▸ **EXERCISE GOAL**:
From the listing below, extract each entry exactly as written, minus the images.

▸ **EXTRACTED INFORMATION**:
————

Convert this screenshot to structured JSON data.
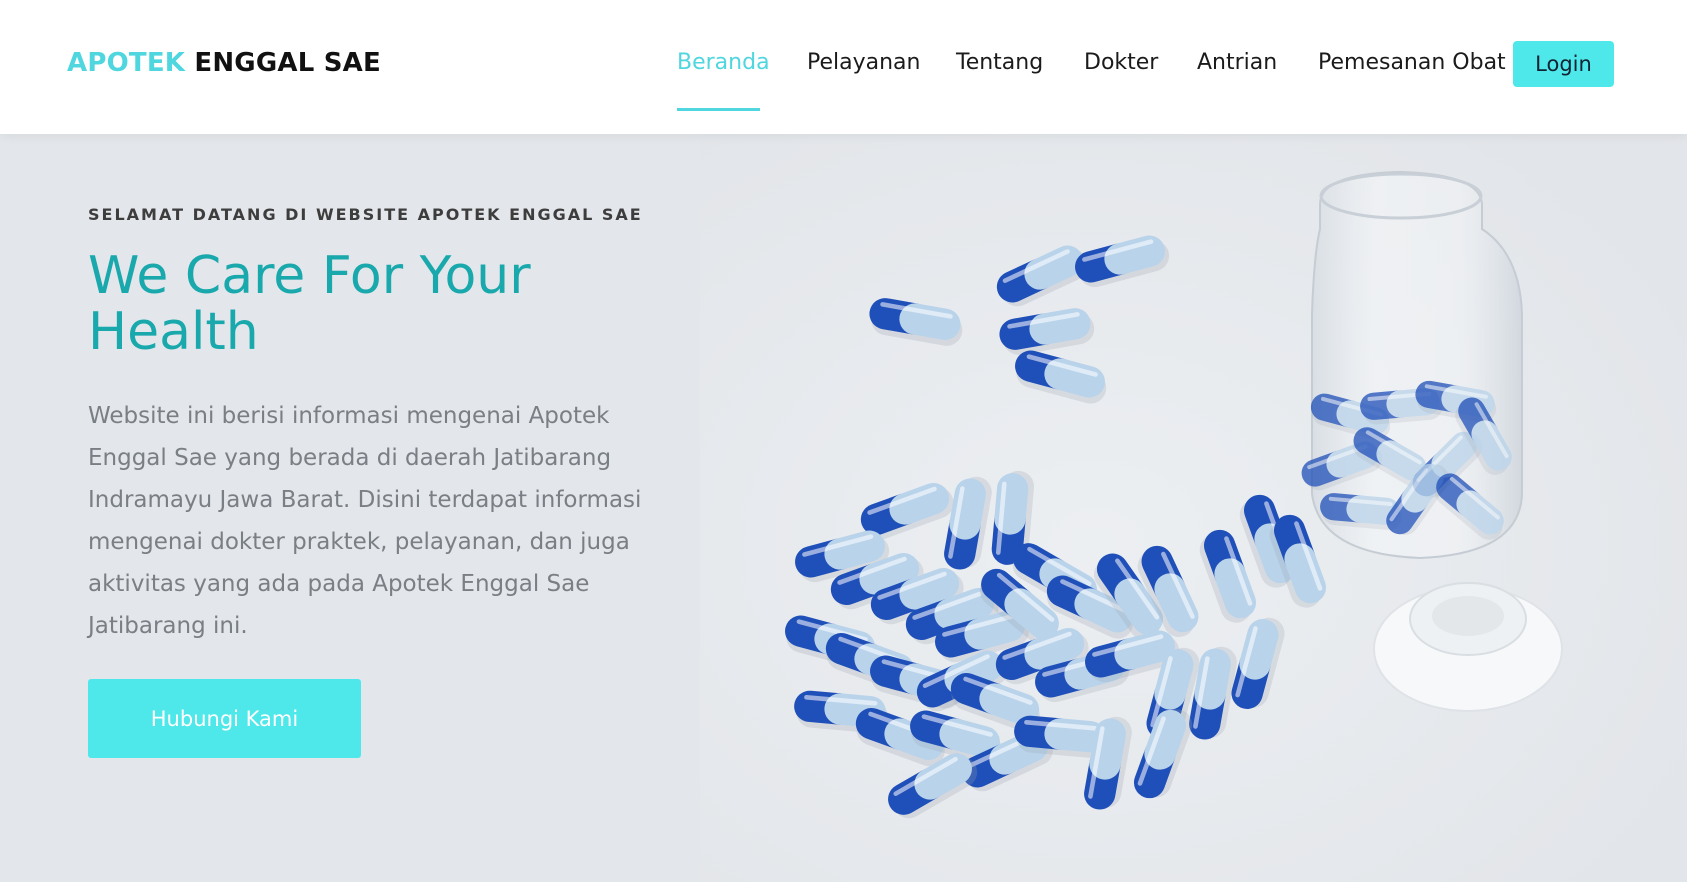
{
  "brand": {
    "part1": "APOTEK",
    "part2": "ENGGAL SAE"
  },
  "nav": {
    "items": [
      {
        "label": "Beranda",
        "active": true
      },
      {
        "label": "Pelayanan",
        "active": false
      },
      {
        "label": "Tentang",
        "active": false
      },
      {
        "label": "Dokter",
        "active": false
      },
      {
        "label": "Antrian",
        "active": false
      },
      {
        "label": "Pemesanan Obat",
        "active": false
      }
    ],
    "login_label": "Login"
  },
  "hero": {
    "eyebrow": "SELAMAT DATANG DI WEBSITE APOTEK ENGGAL SAE",
    "title": "We Care For Your Health",
    "description": "Website ini berisi informasi mengenai Apotek Enggal Sae yang berada di daerah Jatibarang Indramayu Jawa Barat. Disini terdapat informasi mengenai dokter praktek, pelayanan, dan juga aktivitas yang ada pada Apotek Enggal Sae Jatibarang ini.",
    "cta_label": "Hubungi Kami"
  },
  "colors": {
    "accent": "#4fd6df",
    "button": "#4ee8ea",
    "title": "#19a8ac",
    "capsule_dark": "#1f4fb8",
    "capsule_light": "#b9d3ea",
    "background": "#e3e6ea"
  },
  "icons": {
    "hero_image": "capsules-and-jar-image"
  }
}
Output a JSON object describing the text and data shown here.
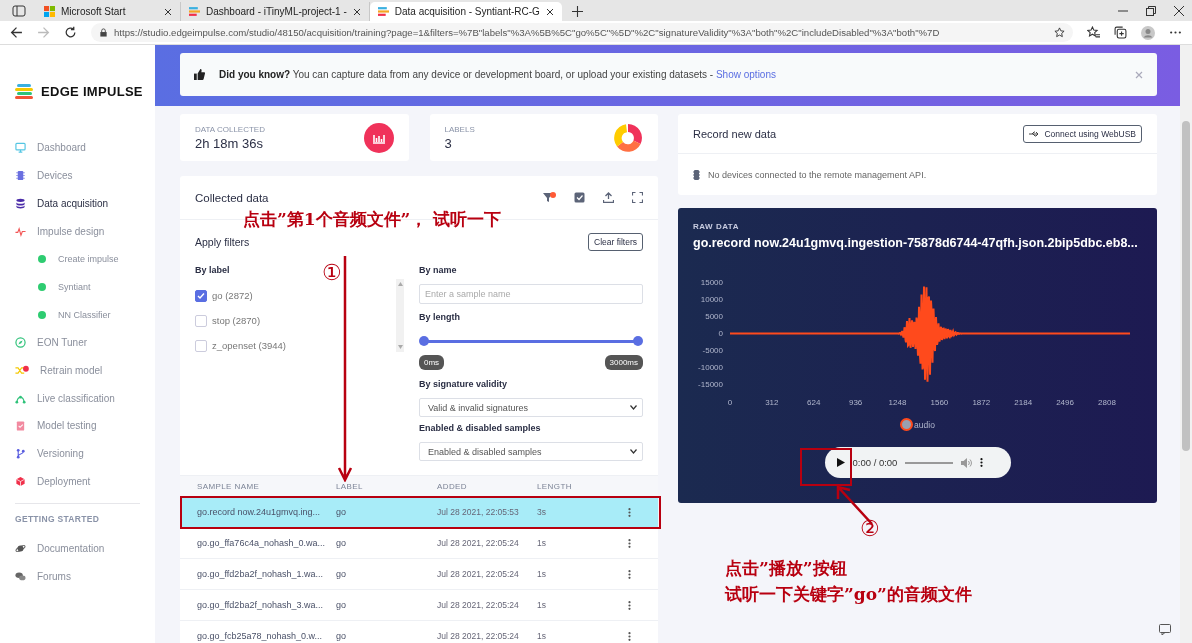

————

▸ **RESULT OF THIS EXERCISE**:
Convert this screenshot to structured JSON data.
{
  "brand": {
    "part1": "APOTEK",
    "part2": "ENGGAL SAE"
  },
  "nav": {
    "items": [
      {
        "label": "Beranda",
        "active": true
      },
      {
        "label": "Pelayanan",
        "active": false
      },
      {
        "label": "Tentang",
        "active": false
      },
      {
        "label": "Dokter",
        "active": false
      },
      {
        "label": "Antrian",
        "active": false
      },
      {
        "label": "Pemesanan Obat",
        "active": false
      }
    ],
    "login_label": "Login"
  },
  "hero": {
    "eyebrow": "SELAMAT DATANG DI WEBSITE APOTEK ENGGAL SAE",
    "title": "We Care For Your Health",
    "description": "Website ini berisi informasi mengenai Apotek Enggal Sae yang berada di daerah Jatibarang Indramayu Jawa Barat. Disini terdapat informasi mengenai dokter praktek, pelayanan, dan juga aktivitas yang ada pada Apotek Enggal Sae Jatibarang ini.",
    "cta_label": "Hubungi Kami"
  },
  "colors": {
    "accent": "#4fd6df",
    "button": "#4ee8ea",
    "title": "#19a8ac",
    "capsule_dark": "#1f4fb8",
    "capsule_light": "#b9d3ea",
    "background": "#e3e6ea"
  },
  "icons": {
    "hero_image": "capsules-and-jar-image"
  }
}
Output a JSON object describing the text and data shown here.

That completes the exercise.